House Sparrow
Passer domesticus

Invaded Habitats:

The House Sparrow, an introduction from Europe has spread over the whole island since its release. Although it is common island-wide, it is most abundant in urban areas, and can always be spotted on city, town and village streets and in urban parks. Sparrows quickly assemble if crumbs or other food is thrown on the ground. They can be quite tame, even venturing onto outdoor tables to steal food. They roost in trees and build large nests often under the eaves of buildings. They are a particular threat to Bluebirds.

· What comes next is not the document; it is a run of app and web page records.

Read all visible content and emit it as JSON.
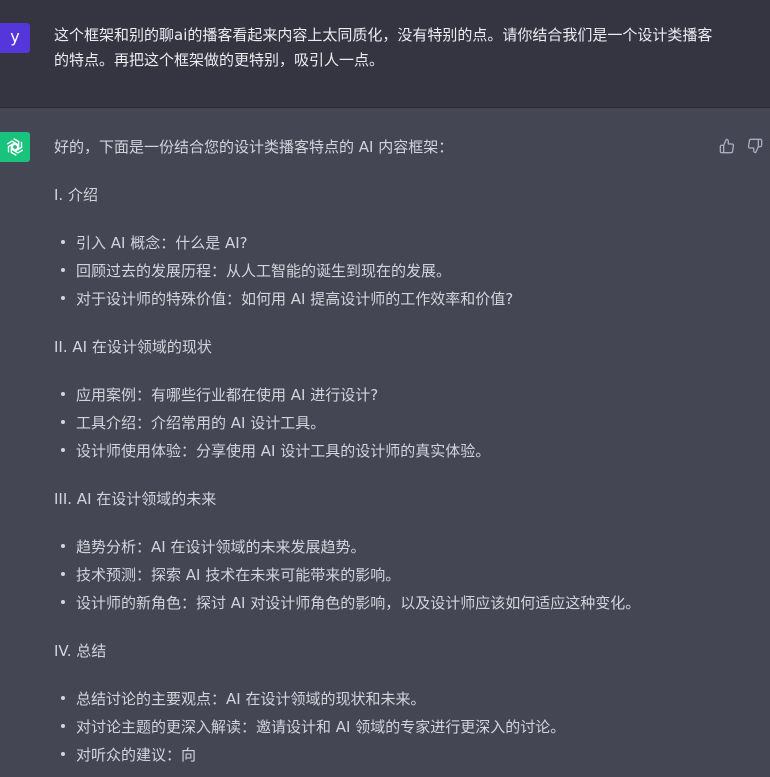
{
  "user": {
    "avatar_letter": "y",
    "message": "这个框架和别的聊ai的播客看起来内容上太同质化，没有特别的点。请你结合我们是一个设计类播客的特点。再把这个框架做的更特别，吸引人一点。"
  },
  "assistant": {
    "intro": "好的，下面是一份结合您的设计类播客特点的 AI 内容框架：",
    "sections": [
      {
        "heading": "I. 介绍",
        "items": [
          "引入 AI 概念：什么是 AI?",
          "回顾过去的发展历程：从人工智能的诞生到现在的发展。",
          "对于设计师的特殊价值：如何用 AI 提高设计师的工作效率和价值?"
        ]
      },
      {
        "heading": "II. AI 在设计领域的现状",
        "items": [
          "应用案例：有哪些行业都在使用 AI 进行设计?",
          "工具介绍：介绍常用的 AI 设计工具。",
          "设计师使用体验：分享使用 AI 设计工具的设计师的真实体验。"
        ]
      },
      {
        "heading": "III. AI 在设计领域的未来",
        "items": [
          "趋势分析：AI 在设计领域的未来发展趋势。",
          "技术预测：探索 AI 技术在未来可能带来的影响。",
          "设计师的新角色：探讨 AI 对设计师角色的影响，以及设计师应该如何适应这种变化。"
        ]
      },
      {
        "heading": "IV. 总结",
        "items": [
          "总结讨论的主要观点：AI 在设计领域的现状和未来。",
          "对讨论主题的更深入解读：邀请设计和 AI 领域的专家进行更深入的讨论。",
          "对听众的建议：向"
        ]
      }
    ]
  },
  "icons": {
    "feedback_up": "thumbs-up-icon",
    "feedback_down": "thumbs-down-icon",
    "assistant_avatar": "openai-logo-icon"
  },
  "colors": {
    "user_bg": "#343541",
    "assistant_bg": "#444654",
    "user_avatar": "#5436da",
    "assistant_avatar": "#19c37d"
  }
}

The house sparrow is one of the group of ‘small brown birds’. Both males and females are a dark brown on the back with lighter borders of larger feathers making them appear streaked (over). The belly is a slightly greyish white. The male has a prominent black ring around the bill, extending back to the eye (right). The song is an unmelodious chirping. They grow to about 7 inches or 18cm long, and eat almost anything that they can find.

Similar Birds:
Although the House Sparrow is technically a finch, the birds which it most resembles are the true sparrows, and this is the reason it was called a sparrow. However, in urban habitats the true sparrows are rare. They can be distinguished by the absence of the black head markings typical of a male house sparrow. Additionally, the true sparrows have pleasant songs; they also are migratory rather than resident.


House Sparrows were introduced to Bermuda twice in 1870 and 1874. These introductions were made in the mistaken belief that the House Sparrows would control flies in the towns and city; instead they just became a general pest.

Conservation Importance:

One of the main conservation concerns in regard to the House Sparrow is that it successfully competes with bluebirds for their nesting sites. This competition has been so extreme that Bluebirds would surely have died out if a Bluebird nest box scheme not been put in place by the Audubon Society. Sparrows can also be a nuisance on city streets and around dairy farms and make a mess at their nesting sites. 


Photograph and text Martin L. H. Thomas